Material to process >>
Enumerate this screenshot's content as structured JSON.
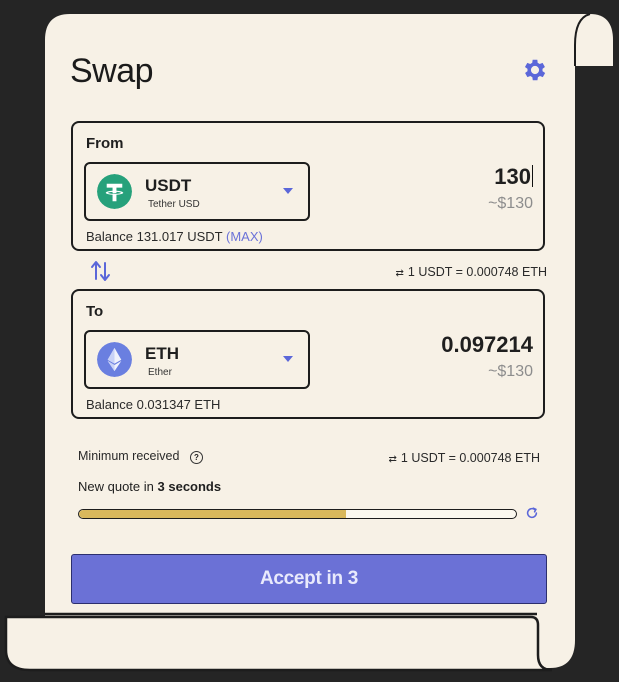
{
  "title": "Swap",
  "icons": {
    "settings": "gear-icon",
    "swap_direction": "swap-arrows-icon",
    "help": "help-icon",
    "refresh": "refresh-icon"
  },
  "colors": {
    "background": "#252525",
    "paper": "#f7f1e6",
    "accent": "#6b71d6",
    "usdt_logo": "#26a17b",
    "eth_logo": "#6a7fe0",
    "progress": "#d9b85c"
  },
  "from": {
    "label": "From",
    "token_symbol": "USDT",
    "token_name": "Tether USD",
    "amount": "130",
    "usd_value": "~$130",
    "balance_text": "Balance 131.017 USDT",
    "max_label": "(MAX)"
  },
  "rate_top": "1 USDT = 0.000748 ETH",
  "to": {
    "label": "To",
    "token_symbol": "ETH",
    "token_name": "Ether",
    "amount": "0.097214",
    "usd_value": "~$130",
    "balance_text": "Balance 0.031347 ETH"
  },
  "summary": {
    "minimum_received_label": "Minimum received",
    "rate": "1 USDT = 0.000748 ETH",
    "quote_prefix": "New quote in",
    "quote_countdown": "3 seconds",
    "progress": 0.61
  },
  "accept_button": "Accept in 3"
}
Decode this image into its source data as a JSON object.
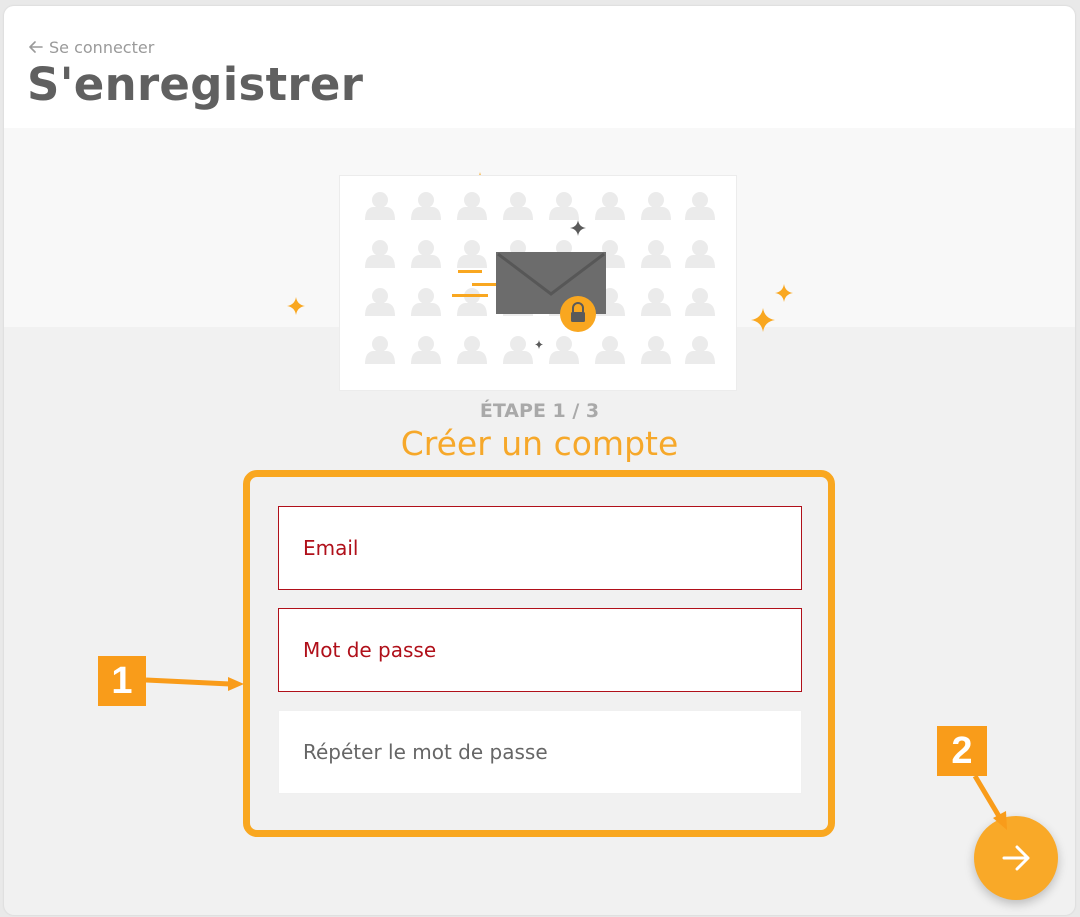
{
  "header": {
    "back_label": "Se connecter",
    "title": "S'enregistrer"
  },
  "step": {
    "label": "ÉTAPE 1 / 3",
    "title": "Créer un compte"
  },
  "form": {
    "email_placeholder": "Email",
    "password_placeholder": "Mot de passe",
    "repeat_placeholder": "Répéter le mot de passe"
  },
  "annotations": {
    "badge_1": "1",
    "badge_2": "2"
  },
  "icons": {
    "back": "arrow-left-icon",
    "next": "arrow-right-icon",
    "illustration": "envelope-lock-icon"
  },
  "colors": {
    "accent": "#f9a720",
    "error": "#b0101a",
    "title": "#606060"
  }
}
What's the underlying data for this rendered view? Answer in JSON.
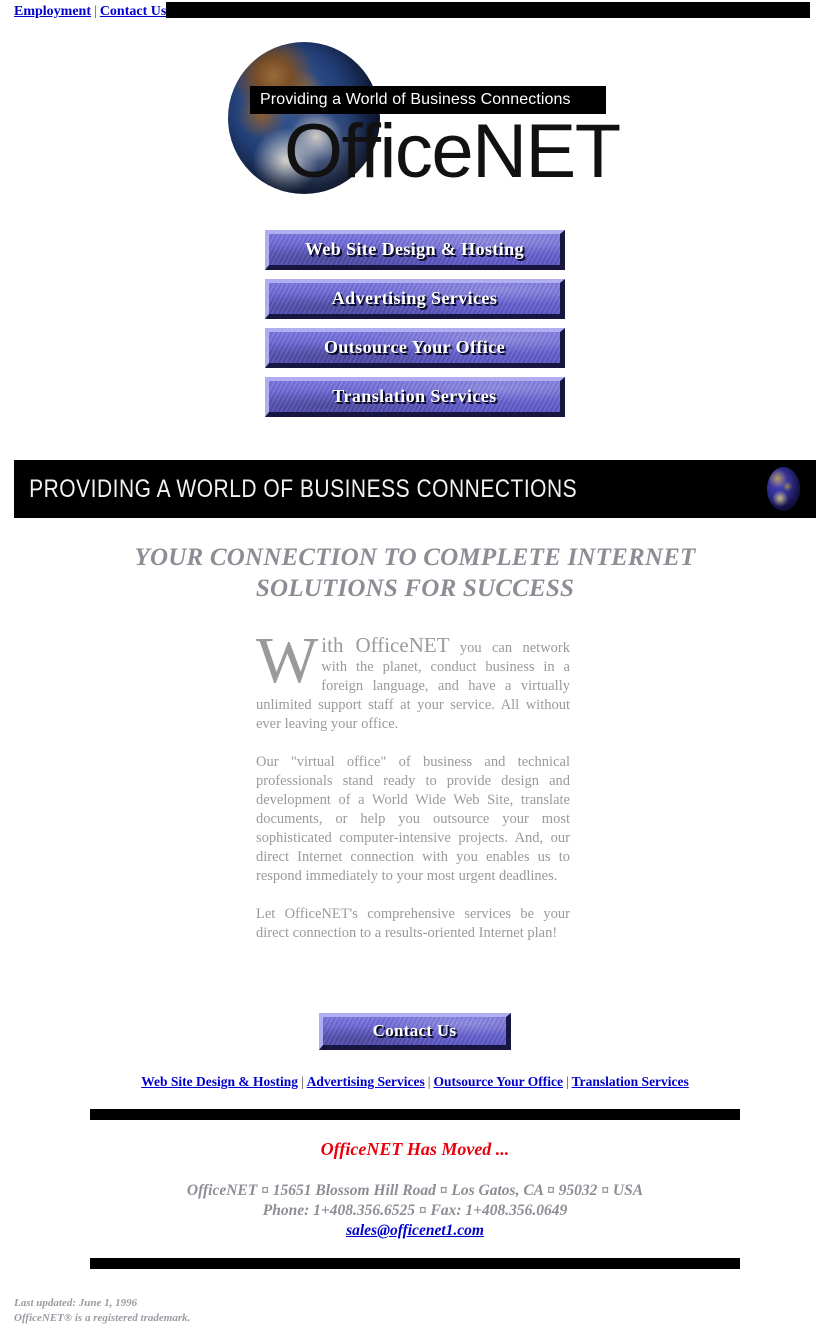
{
  "topbar": {
    "employment_label": "Employment",
    "separator": "|",
    "contact_label": "Contact Us"
  },
  "logo": {
    "tagline": "Providing a World of Business Connections",
    "wordmark": "OfficeNET"
  },
  "nav_buttons": [
    {
      "label": "Web Site Design & Hosting"
    },
    {
      "label": "Advertising Services"
    },
    {
      "label": "Outsource Your Office"
    },
    {
      "label": "Translation Services"
    }
  ],
  "banner": {
    "text": "PROVIDING A WORLD OF BUSINESS CONNECTIONS",
    "background_color": "#000000",
    "text_color": "#f2f2f2"
  },
  "headline": {
    "text": "YOUR CONNECTION TO COMPLETE INTERNET SOLUTIONS FOR SUCCESS",
    "color": "#8d8d95"
  },
  "body": {
    "dropcap": "W",
    "lead": "ith OfficeNET",
    "paragraph1": " you can network with the planet, conduct business in a foreign language, and have a virtually unlimited support staff at your service. All without ever leaving your office.",
    "paragraph2": "Our \"virtual office\" of business and technical professionals stand ready to provide design and development of a World Wide Web Site, translate documents, or help you outsource your most sophisticated computer-intensive projects. And, our direct Internet connection with you enables us to respond immediately to your most urgent deadlines.",
    "paragraph3": "Let OfficeNET's comprehensive services be your direct connection to a results-oriented Internet plan!",
    "text_color": "#9a9a9a"
  },
  "contact_button": {
    "label": "Contact Us"
  },
  "link_row": {
    "separator": "|",
    "links": [
      {
        "label": "Web Site Design & Hosting"
      },
      {
        "label": "Advertising Services"
      },
      {
        "label": "Outsource Your Office"
      },
      {
        "label": "Translation Services"
      }
    ]
  },
  "footer": {
    "moved_notice": "OfficeNET Has Moved ...",
    "moved_color": "#e8000d",
    "address_line": "OfficeNET ¤ 15651 Blossom Hill Road ¤ Los Gatos, CA ¤ 95032 ¤ USA",
    "phone_line": "Phone: 1+408.356.6525 ¤ Fax: 1+408.356.0649",
    "email": "sales@officenet1.com",
    "last_updated": "Last updated: June 1, 1996",
    "trademark": "OfficeNET® is a registered trademark."
  }
}
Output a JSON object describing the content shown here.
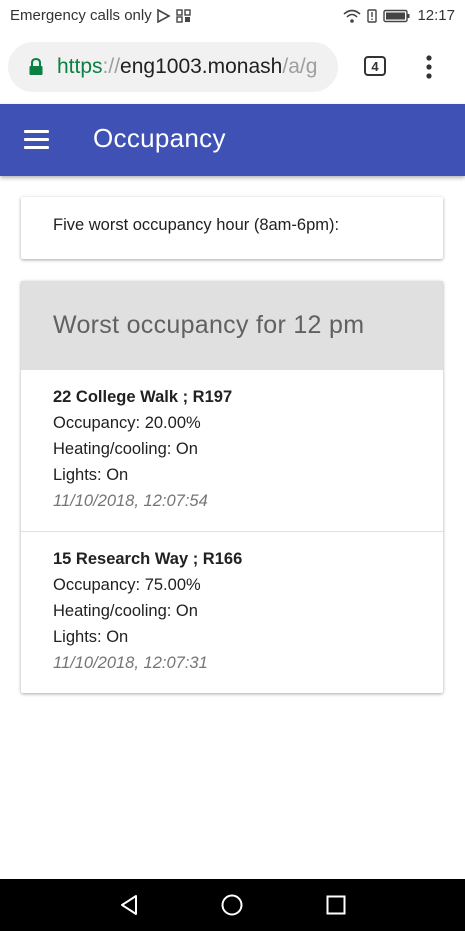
{
  "status_bar": {
    "carrier": "Emergency calls only",
    "time": "12:17"
  },
  "browser": {
    "url_scheme": "https",
    "url_sep": "://",
    "url_host": "eng1003.monash",
    "url_path": "/a/g",
    "tab_count": "4"
  },
  "app_bar": {
    "title": "Occupancy"
  },
  "intro": {
    "text": "Five worst occupancy hour (8am-6pm):"
  },
  "worst_list": {
    "header": "Worst occupancy for 12 pm",
    "entries": [
      {
        "title": "22 College Walk ; R197",
        "occupancy": "Occupancy: 20.00%",
        "hvac": "Heating/cooling: On",
        "lights": "Lights: On",
        "timestamp": "11/10/2018, 12:07:54"
      },
      {
        "title": "15 Research Way ; R166",
        "occupancy": "Occupancy: 75.00%",
        "hvac": "Heating/cooling: On",
        "lights": "Lights: On",
        "timestamp": "11/10/2018, 12:07:31"
      }
    ]
  },
  "colors": {
    "app_bar": "#3f51b5",
    "card_header": "#e0e0e0",
    "secure_green": "#0b8043"
  },
  "icons": {
    "status_left": [
      "play-store-icon",
      "qr-icon"
    ],
    "status_right": [
      "wifi-icon",
      "alert-icon",
      "battery-icon"
    ],
    "browser": [
      "lock-icon",
      "tab-switcher-icon",
      "more-vert-icon"
    ],
    "app_bar": [
      "menu-icon"
    ],
    "nav": [
      "back-icon",
      "home-icon",
      "recents-icon"
    ]
  }
}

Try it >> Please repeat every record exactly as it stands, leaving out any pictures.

Solution >>
Enumerate this screenshot's content as structured JSON.
{
  "title": "Swap",
  "icons": {
    "settings": "gear-icon",
    "swap_direction": "swap-arrows-icon",
    "help": "help-icon",
    "refresh": "refresh-icon"
  },
  "colors": {
    "background": "#252525",
    "paper": "#f7f1e6",
    "accent": "#6b71d6",
    "usdt_logo": "#26a17b",
    "eth_logo": "#6a7fe0",
    "progress": "#d9b85c"
  },
  "from": {
    "label": "From",
    "token_symbol": "USDT",
    "token_name": "Tether USD",
    "amount": "130",
    "usd_value": "~$130",
    "balance_text": "Balance 131.017 USDT",
    "max_label": "(MAX)"
  },
  "rate_top": "1 USDT = 0.000748 ETH",
  "to": {
    "label": "To",
    "token_symbol": "ETH",
    "token_name": "Ether",
    "amount": "0.097214",
    "usd_value": "~$130",
    "balance_text": "Balance 0.031347 ETH"
  },
  "summary": {
    "minimum_received_label": "Minimum received",
    "rate": "1 USDT = 0.000748 ETH",
    "quote_prefix": "New quote in",
    "quote_countdown": "3 seconds",
    "progress": 0.61
  },
  "accept_button": "Accept in 3"
}
Decode this image into its source data as a JSON object.
{
  "header": {
    "back_label": "Se connecter",
    "title": "S'enregistrer"
  },
  "step": {
    "label": "ÉTAPE 1 / 3",
    "title": "Créer un compte"
  },
  "form": {
    "email_placeholder": "Email",
    "password_placeholder": "Mot de passe",
    "repeat_placeholder": "Répéter le mot de passe"
  },
  "annotations": {
    "badge_1": "1",
    "badge_2": "2"
  },
  "icons": {
    "back": "arrow-left-icon",
    "next": "arrow-right-icon",
    "illustration": "envelope-lock-icon"
  },
  "colors": {
    "accent": "#f9a720",
    "error": "#b0101a",
    "title": "#606060"
  }
}
What's the underlying data for this rendered view? Answer in JSON.
{
  "topbar": {
    "employment_label": "Employment",
    "separator": "|",
    "contact_label": "Contact Us"
  },
  "logo": {
    "tagline": "Providing a World of Business Connections",
    "wordmark": "OfficeNET"
  },
  "nav_buttons": [
    {
      "label": "Web Site Design & Hosting"
    },
    {
      "label": "Advertising Services"
    },
    {
      "label": "Outsource Your Office"
    },
    {
      "label": "Translation Services"
    }
  ],
  "banner": {
    "text": "PROVIDING A WORLD OF BUSINESS CONNECTIONS",
    "background_color": "#000000",
    "text_color": "#f2f2f2"
  },
  "headline": {
    "text": "YOUR CONNECTION TO COMPLETE INTERNET SOLUTIONS FOR SUCCESS",
    "color": "#8d8d95"
  },
  "body": {
    "dropcap": "W",
    "lead": "ith OfficeNET",
    "paragraph1": " you can network with the planet, conduct business in a foreign language, and have a virtually unlimited support staff at your service. All without ever leaving your office.",
    "paragraph2": "Our \"virtual office\" of business and technical professionals stand ready to provide design and development of a World Wide Web Site, translate documents, or help you outsource your most sophisticated computer-intensive projects. And, our direct Internet connection with you enables us to respond immediately to your most urgent deadlines.",
    "paragraph3": "Let OfficeNET's comprehensive services be your direct connection to a results-oriented Internet plan!",
    "text_color": "#9a9a9a"
  },
  "contact_button": {
    "label": "Contact Us"
  },
  "link_row": {
    "separator": "|",
    "links": [
      {
        "label": "Web Site Design & Hosting"
      },
      {
        "label": "Advertising Services"
      },
      {
        "label": "Outsource Your Office"
      },
      {
        "label": "Translation Services"
      }
    ]
  },
  "footer": {
    "moved_notice": "OfficeNET Has Moved ...",
    "moved_color": "#e8000d",
    "address_line": "OfficeNET ¤ 15651 Blossom Hill Road ¤ Los Gatos, CA ¤ 95032 ¤ USA",
    "phone_line": "Phone: 1+408.356.6525 ¤ Fax: 1+408.356.0649",
    "email": "sales@officenet1.com",
    "last_updated": "Last updated: June 1, 1996",
    "trademark": "OfficeNET® is a registered trademark."
  }
}
Output a JSON object describing the content shown here.
{
  "status_bar": {
    "carrier": "Emergency calls only",
    "time": "12:17"
  },
  "browser": {
    "url_scheme": "https",
    "url_sep": "://",
    "url_host": "eng1003.monash",
    "url_path": "/a/g",
    "tab_count": "4"
  },
  "app_bar": {
    "title": "Occupancy"
  },
  "intro": {
    "text": "Five worst occupancy hour (8am-6pm):"
  },
  "worst_list": {
    "header": "Worst occupancy for 12 pm",
    "entries": [
      {
        "title": "22 College Walk ; R197",
        "occupancy": "Occupancy: 20.00%",
        "hvac": "Heating/cooling: On",
        "lights": "Lights: On",
        "timestamp": "11/10/2018, 12:07:54"
      },
      {
        "title": "15 Research Way ; R166",
        "occupancy": "Occupancy: 75.00%",
        "hvac": "Heating/cooling: On",
        "lights": "Lights: On",
        "timestamp": "11/10/2018, 12:07:31"
      }
    ]
  },
  "colors": {
    "app_bar": "#3f51b5",
    "card_header": "#e0e0e0",
    "secure_green": "#0b8043"
  },
  "icons": {
    "status_left": [
      "play-store-icon",
      "qr-icon"
    ],
    "status_right": [
      "wifi-icon",
      "alert-icon",
      "battery-icon"
    ],
    "browser": [
      "lock-icon",
      "tab-switcher-icon",
      "more-vert-icon"
    ],
    "app_bar": [
      "menu-icon"
    ],
    "nav": [
      "back-icon",
      "home-icon",
      "recents-icon"
    ]
  }
}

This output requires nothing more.